Earlier this week we were invited to explore a wilderness area close to home: Pridelands Conservancy. With a name to make any Lion King lover proud, this conservancy forms part of the Greater Kruger area, and is located right outside our hometown. When Ale Olivieri was invited to head over with the Painteddog.tv crew, it was impossible to resist reacquainting with the outside natural world.
In a willful twist of events, two of our private guides are currently exploring this particular conservancy on a daily basis. Tayla McCurdy is based at Prideland as an instructor for EcoTraining’s bush school for aspiring field guides, and as Ecotraining’s presenter for the popular WildEarth show. Brent Leo-Smith, along with the other members of PaintedDog.Tv, is currently exploring the area and producing some wonderful content about the natural world.
“Ale, Ale, Ale. What are you doing at 4 o’clock?”
“Wanna go look for lions?”
In true South African fashion, a last minute plan was made. Beanies, scarves, gloves and jackets were packed in the car by 4pm and the search for lions started. The Painteddogs and Ale bumbled towards the area where the lions were last seen and while chatting about nothing and everything in between. The group had come to a stop to look for a water bottle when all of a sudden the chaos of deep whoops and angry hyena calls pierced the air. In the fraction of a second that took to locate where the noises where coming from, a deeper growl was heard.
“Lions fighting hyenas, lions fighting hyenas!”
“There, there, there!”
For some reason, it seems impossible for safari guides to announce or point to things only once when the adrenaline is rushing. The scene was unfolding through the woodland. Hyenas and lionesses were dancing a tango around the trees and shrubs, always careful not to get too close to one another. The tension in the air was palpable. The three hyenas would stand their ground until the aggressive approaches of the lions would push them a few steps back. A false step on the hyenas behalf and the lions would have the upper hand and send them chasing. The world stopped only to pay attention to the growls and calls taking place.
A group of three hyenas, salivating and looking as ferocious as possible were facing a pride of 5 lionesses. The hyenas’ call were matched every time by the deep growls coming from the lions. At first instant, it was believed that the fight had been over a potential kill. Earlier that day Brent had seen the lionesses and they seemed to be interested in hunting and finding their next meal. When the lions and hyenas came into the open, the lack of blood on their coats immediately stood out. Had there been a carcass and fight over the war spoils, some of the animals would be wearing it on their fur.
“I think the hyenas are trying to lead the lioness away from the den. It’s not too far from here”.

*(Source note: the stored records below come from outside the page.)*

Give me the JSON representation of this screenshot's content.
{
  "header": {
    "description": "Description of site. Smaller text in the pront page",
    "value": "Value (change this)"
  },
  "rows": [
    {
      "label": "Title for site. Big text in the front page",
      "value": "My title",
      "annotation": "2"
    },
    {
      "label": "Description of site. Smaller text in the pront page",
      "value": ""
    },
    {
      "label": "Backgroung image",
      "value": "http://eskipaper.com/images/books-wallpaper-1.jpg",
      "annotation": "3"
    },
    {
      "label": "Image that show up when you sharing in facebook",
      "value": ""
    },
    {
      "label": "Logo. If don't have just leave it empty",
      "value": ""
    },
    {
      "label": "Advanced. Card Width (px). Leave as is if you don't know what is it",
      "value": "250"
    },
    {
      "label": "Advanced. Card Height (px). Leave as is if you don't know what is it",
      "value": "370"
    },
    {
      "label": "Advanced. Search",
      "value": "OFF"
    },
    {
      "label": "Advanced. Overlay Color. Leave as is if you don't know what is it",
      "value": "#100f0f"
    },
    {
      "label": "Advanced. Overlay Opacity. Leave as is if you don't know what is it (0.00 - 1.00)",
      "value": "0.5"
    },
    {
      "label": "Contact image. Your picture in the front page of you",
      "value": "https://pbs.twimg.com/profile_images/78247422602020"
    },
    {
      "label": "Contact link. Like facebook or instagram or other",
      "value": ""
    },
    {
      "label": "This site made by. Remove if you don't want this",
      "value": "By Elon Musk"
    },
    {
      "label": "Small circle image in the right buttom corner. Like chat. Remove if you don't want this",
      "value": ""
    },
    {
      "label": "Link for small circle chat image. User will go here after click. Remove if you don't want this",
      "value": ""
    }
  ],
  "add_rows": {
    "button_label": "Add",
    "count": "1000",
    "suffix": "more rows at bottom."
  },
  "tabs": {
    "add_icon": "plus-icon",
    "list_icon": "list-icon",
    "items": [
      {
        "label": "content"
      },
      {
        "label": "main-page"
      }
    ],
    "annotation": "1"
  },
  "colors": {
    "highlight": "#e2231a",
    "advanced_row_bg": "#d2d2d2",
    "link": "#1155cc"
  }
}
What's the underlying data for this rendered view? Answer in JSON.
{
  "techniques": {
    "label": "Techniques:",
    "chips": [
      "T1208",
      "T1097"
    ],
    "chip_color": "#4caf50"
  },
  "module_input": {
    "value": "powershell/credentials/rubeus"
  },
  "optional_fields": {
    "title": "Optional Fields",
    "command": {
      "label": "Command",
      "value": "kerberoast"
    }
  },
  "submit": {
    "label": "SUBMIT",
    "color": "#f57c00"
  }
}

Hyenas and lions are indeed eternal enemies. The pressures they exercise on each other is remarkable. Although they do not tolerate each other’s presence as they are in direct competition for food, resources and safe places to raise their young not all encounters are as ferocious as the one witnessed. There was a lot at stake – the future of the hyena clan! – and so devised a plan that would get the lions attention as they sneakily lead them away from the den and protected their young ones.

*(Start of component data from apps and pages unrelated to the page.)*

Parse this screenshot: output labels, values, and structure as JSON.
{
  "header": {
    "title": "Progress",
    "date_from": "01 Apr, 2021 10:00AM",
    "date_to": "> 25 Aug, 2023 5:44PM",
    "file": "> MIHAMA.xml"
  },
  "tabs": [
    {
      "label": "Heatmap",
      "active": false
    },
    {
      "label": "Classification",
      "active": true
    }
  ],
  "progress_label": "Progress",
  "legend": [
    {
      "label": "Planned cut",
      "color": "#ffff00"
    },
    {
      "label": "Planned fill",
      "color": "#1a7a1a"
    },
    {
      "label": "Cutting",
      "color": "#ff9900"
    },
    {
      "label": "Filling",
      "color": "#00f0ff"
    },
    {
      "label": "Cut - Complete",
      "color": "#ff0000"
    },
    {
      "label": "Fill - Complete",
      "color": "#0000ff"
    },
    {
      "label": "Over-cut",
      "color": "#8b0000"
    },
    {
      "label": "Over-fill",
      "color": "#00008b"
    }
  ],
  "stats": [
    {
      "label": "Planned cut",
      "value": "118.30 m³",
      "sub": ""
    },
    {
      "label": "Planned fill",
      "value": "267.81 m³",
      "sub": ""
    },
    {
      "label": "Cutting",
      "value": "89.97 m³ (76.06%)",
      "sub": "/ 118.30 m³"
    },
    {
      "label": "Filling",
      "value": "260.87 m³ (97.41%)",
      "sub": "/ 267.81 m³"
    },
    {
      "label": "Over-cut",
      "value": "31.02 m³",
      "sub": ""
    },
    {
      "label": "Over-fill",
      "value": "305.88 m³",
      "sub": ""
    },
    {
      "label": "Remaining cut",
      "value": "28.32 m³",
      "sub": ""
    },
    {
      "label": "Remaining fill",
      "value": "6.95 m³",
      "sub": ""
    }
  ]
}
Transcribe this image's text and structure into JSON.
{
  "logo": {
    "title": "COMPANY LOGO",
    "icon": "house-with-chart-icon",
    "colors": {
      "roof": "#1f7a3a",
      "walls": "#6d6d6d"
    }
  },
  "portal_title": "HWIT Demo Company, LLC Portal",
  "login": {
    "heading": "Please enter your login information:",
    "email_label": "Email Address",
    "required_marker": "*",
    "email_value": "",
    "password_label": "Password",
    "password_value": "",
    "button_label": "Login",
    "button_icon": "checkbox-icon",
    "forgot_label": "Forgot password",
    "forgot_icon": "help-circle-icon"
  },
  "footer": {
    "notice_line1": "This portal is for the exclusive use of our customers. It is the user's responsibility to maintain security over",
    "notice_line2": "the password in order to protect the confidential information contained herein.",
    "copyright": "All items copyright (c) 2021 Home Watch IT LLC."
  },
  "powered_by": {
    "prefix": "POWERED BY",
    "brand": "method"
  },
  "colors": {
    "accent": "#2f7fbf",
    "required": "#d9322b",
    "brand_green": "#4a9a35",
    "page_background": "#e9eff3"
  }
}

About a kilometer down from where they first bumped into this unfolding scene, the tension started to dissipate and the spirits started to calm down as the distance between the two predators became greater. The hyenas, heavily salivating due to their adrenaline rush during the encounter (it takes quite something to stand your grown to charging lions), started retreating and the lionesses one by one started giving up on their chase and laying down in the long grass.
By nightfall the chaos sparked again as the hyenas kept offering themselves as bait to lead the lionesses away.